WHAT TO DO ▸ Leave out the pictures and copy every record exactly.

= Beginning of Section =

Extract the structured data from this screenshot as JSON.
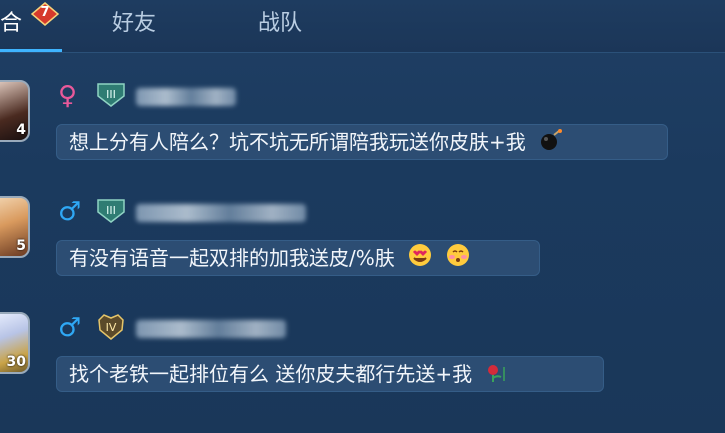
{
  "tabs": [
    {
      "label": "合",
      "active": true,
      "badge": "7"
    },
    {
      "label": "好友",
      "active": false
    },
    {
      "label": "战队",
      "active": false
    }
  ],
  "messages": [
    {
      "gender": "♀",
      "gender_color": "#e9599a",
      "rank": "III",
      "avatar_level": "4",
      "text": "想上分有人陪么？坑不坑无所谓陪我玩送你皮肤+我",
      "emojis": [
        "bomb-icon"
      ]
    },
    {
      "gender": "♂",
      "gender_color": "#2fa8f5",
      "rank": "III",
      "avatar_level": "5",
      "text": "有没有语音一起双排的加我送皮/%肤",
      "emojis": [
        "heart-eyes-emoji-icon",
        "blush-emoji-icon"
      ]
    },
    {
      "gender": "♂",
      "gender_color": "#2fa8f5",
      "rank": "IV",
      "avatar_level": "30",
      "text": "找个老铁一起排位有么 送你皮夫都行先送+我",
      "emojis": [
        "rose-icon"
      ]
    }
  ]
}
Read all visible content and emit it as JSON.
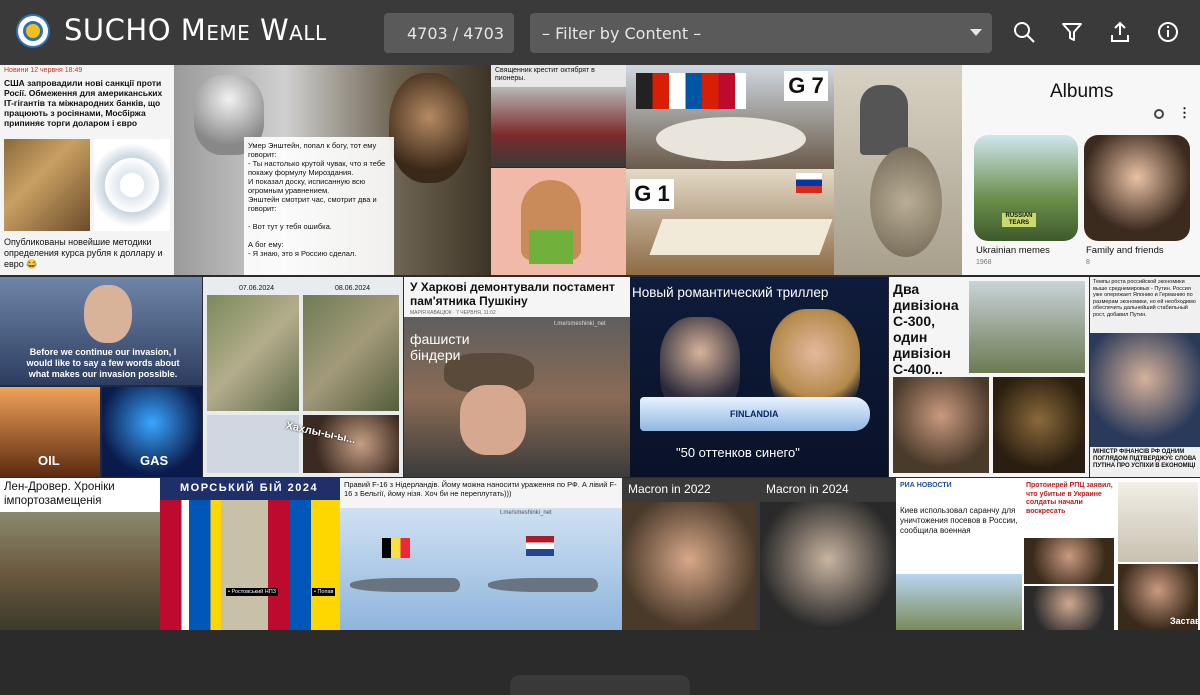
{
  "app": {
    "title": "SUCHO Meme Wall",
    "counter": "4703 / 4703",
    "filter_placeholder": "– Filter by Content –"
  },
  "toolbar": {
    "icons": [
      "search-icon",
      "filter-icon",
      "upload-icon",
      "info-icon"
    ]
  },
  "tiles": {
    "t1": {
      "header": "Новини  12 червня 18:49",
      "title": "США запровадили нові санкції проти Росії. Обмеження для американських IT-гігантів та міжнародних банків, що працюють з росіянами, Мосбіржа припиняє торги доларом і євро",
      "caption": "Опубликованы новейшие методики определения курса рубля к доллару и евро 😂"
    },
    "t2": {
      "text": "Умер Энштейн, попал к богу, тот ему говорит:\n- Ты настолько крутой чувак, что я тебе покажу формулу Мироздания.\nИ показал доску, исписанную всю огромным уравнением.\nЭнштейн смотрит час, смотрит два и говорит:\n\n- Вот тут у тебя ошибка.\n\nА бог ему:\n- Я знаю, это я Россию сделал."
    },
    "t3": {
      "caption": "Священник крестит октябрят в пионеры."
    },
    "t4": {
      "label_top": "G 7",
      "label_bottom": "G 1"
    },
    "t6": {
      "title": "Albums",
      "album1": "Ukrainian memes",
      "album1_count": "1968",
      "album2": "Family and friends",
      "album2_count": "8",
      "jar_label": "RUSSIAN TEARS"
    },
    "t7": {
      "caption": "Before we continue our invasion, I would like to say a few words about what makes our invasion possible.",
      "oil": "OIL",
      "gas": "GAS"
    },
    "t8": {
      "date1": "07.06.2024",
      "date2": "08.06.2024",
      "text": "Хахлы-ы-ы..."
    },
    "t9": {
      "title": "У Харкові демонтували постамент пам'ятника Пушкіну",
      "subtitle": "МАРІЯ КАВАЦЮК · 7 ЧЕРВНЯ, 11:02",
      "overlay": "фашисти біндери",
      "watermark": "t.me/smeshinki_net"
    },
    "t10": {
      "title": "Новый романтический триллер",
      "bottle": "FINLANDIA",
      "caption": "\"50 оттенков синего\""
    },
    "t11": {
      "text": "Два дивізіона С-300, один дивізіон С-400..."
    },
    "t12": {
      "text": "Темпы роста российской экономики выше среднемировых - Путин. Россия уже опережает Японию и Германию по размерам экономики, но ей необходимо обеспечить дальнейший стабильный рост, добавил Путин.",
      "caption": "МІНІСТР ФІНАНСІВ РФ ОДНИМ ПОГЛЯДОМ ПІДТВЕРДЖУЄ СЛОВА ПУТІНА ПРО УСПІХИ В ЕКОНОМІЦІ"
    },
    "t13": {
      "title": "Лен-Дровер. Хроніки імпортозамещенія"
    },
    "t14": {
      "title": "МОРСЬКИЙ БІЙ 2024",
      "label1": "• Ростовський НПЗ",
      "label2": "• Попав"
    },
    "t15": {
      "text": "Правий F-16 з Нідерландів. Йому можна наносити ураження по РФ. А лівий F-16 з Бельгії, йому нізя. Хоч би не переплутать)))",
      "watermark": "t.me/smeshinki_net"
    },
    "t16": {
      "left": "Macron in 2022",
      "right": "Macron in 2024"
    },
    "t17": {
      "brand": "РИА НОВОСТИ",
      "headline": "Киев использовал саранчу для уничтожения посевов в России, сообщила военная"
    },
    "t18": {
      "headline": "Протоиерей РПЦ заявил, что убитые в Украине солдаты начали воскресать",
      "footer": "Застав"
    }
  },
  "colors": {
    "topbar": "#3a3a3a",
    "background": "#2b2b2b",
    "field": "#5a5a5a",
    "text": "#ffffff",
    "accent": "#2f6fb5"
  }
}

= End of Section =

ANSWER TO THIS EXERCISE ▸
Extract the structured data from this screenshot as JSON.
{
  "tabs": [
    {
      "label": "合",
      "active": true,
      "badge": "7"
    },
    {
      "label": "好友",
      "active": false
    },
    {
      "label": "战队",
      "active": false
    }
  ],
  "messages": [
    {
      "gender": "♀",
      "gender_color": "#e9599a",
      "rank": "III",
      "avatar_level": "4",
      "text": "想上分有人陪么？坑不坑无所谓陪我玩送你皮肤+我",
      "emojis": [
        "bomb-icon"
      ]
    },
    {
      "gender": "♂",
      "gender_color": "#2fa8f5",
      "rank": "III",
      "avatar_level": "5",
      "text": "有没有语音一起双排的加我送皮/%肤",
      "emojis": [
        "heart-eyes-emoji-icon",
        "blush-emoji-icon"
      ]
    },
    {
      "gender": "♂",
      "gender_color": "#2fa8f5",
      "rank": "IV",
      "avatar_level": "30",
      "text": "找个老铁一起排位有么 送你皮夫都行先送+我",
      "emojis": [
        "rose-icon"
      ]
    }
  ]
}
Read all visible content and emit it as JSON.
{
  "app": {
    "title": "SUCHO Meme Wall",
    "counter": "4703 / 4703",
    "filter_placeholder": "– Filter by Content –"
  },
  "toolbar": {
    "icons": [
      "search-icon",
      "filter-icon",
      "upload-icon",
      "info-icon"
    ]
  },
  "tiles": {
    "t1": {
      "header": "Новини  12 червня 18:49",
      "title": "США запровадили нові санкції проти Росії. Обмеження для американських IT-гігантів та міжнародних банків, що працюють з росіянами, Мосбіржа припиняє торги доларом і євро",
      "caption": "Опубликованы новейшие методики определения курса рубля к доллару и евро 😂"
    },
    "t2": {
      "text": "Умер Энштейн, попал к богу, тот ему говорит:\n- Ты настолько крутой чувак, что я тебе покажу формулу Мироздания.\nИ показал доску, исписанную всю огромным уравнением.\nЭнштейн смотрит час, смотрит два и говорит:\n\n- Вот тут у тебя ошибка.\n\nА бог ему:\n- Я знаю, это я Россию сделал."
    },
    "t3": {
      "caption": "Священник крестит октябрят в пионеры."
    },
    "t4": {
      "label_top": "G 7",
      "label_bottom": "G 1"
    },
    "t6": {
      "title": "Albums",
      "album1": "Ukrainian memes",
      "album1_count": "1968",
      "album2": "Family and friends",
      "album2_count": "8",
      "jar_label": "RUSSIAN TEARS"
    },
    "t7": {
      "caption": "Before we continue our invasion, I would like to say a few words about what makes our invasion possible.",
      "oil": "OIL",
      "gas": "GAS"
    },
    "t8": {
      "date1": "07.06.2024",
      "date2": "08.06.2024",
      "text": "Хахлы-ы-ы..."
    },
    "t9": {
      "title": "У Харкові демонтували постамент пам'ятника Пушкіну",
      "subtitle": "МАРІЯ КАВАЦЮК · 7 ЧЕРВНЯ, 11:02",
      "overlay": "фашисти біндери",
      "watermark": "t.me/smeshinki_net"
    },
    "t10": {
      "title": "Новый романтический триллер",
      "bottle": "FINLANDIA",
      "caption": "\"50 оттенков синего\""
    },
    "t11": {
      "text": "Два дивізіона С-300, один дивізіон С-400..."
    },
    "t12": {
      "text": "Темпы роста российской экономики выше среднемировых - Путин. Россия уже опережает Японию и Германию по размерам экономики, но ей необходимо обеспечить дальнейший стабильный рост, добавил Путин.",
      "caption": "МІНІСТР ФІНАНСІВ РФ ОДНИМ ПОГЛЯДОМ ПІДТВЕРДЖУЄ СЛОВА ПУТІНА ПРО УСПІХИ В ЕКОНОМІЦІ"
    },
    "t13": {
      "title": "Лен-Дровер. Хроніки імпортозамещенія"
    },
    "t14": {
      "title": "МОРСЬКИЙ БІЙ 2024",
      "label1": "• Ростовський НПЗ",
      "label2": "• Попав"
    },
    "t15": {
      "text": "Правий F-16 з Нідерландів. Йому можна наносити ураження по РФ. А лівий F-16 з Бельгії, йому нізя. Хоч би не переплутать)))",
      "watermark": "t.me/smeshinki_net"
    },
    "t16": {
      "left": "Macron in 2022",
      "right": "Macron in 2024"
    },
    "t17": {
      "brand": "РИА НОВОСТИ",
      "headline": "Киев использовал саранчу для уничтожения посевов в России, сообщила военная"
    },
    "t18": {
      "headline": "Протоиерей РПЦ заявил, что убитые в Украине солдаты начали воскресать",
      "footer": "Застав"
    }
  },
  "colors": {
    "topbar": "#3a3a3a",
    "background": "#2b2b2b",
    "field": "#5a5a5a",
    "text": "#ffffff",
    "accent": "#2f6fb5"
  }
}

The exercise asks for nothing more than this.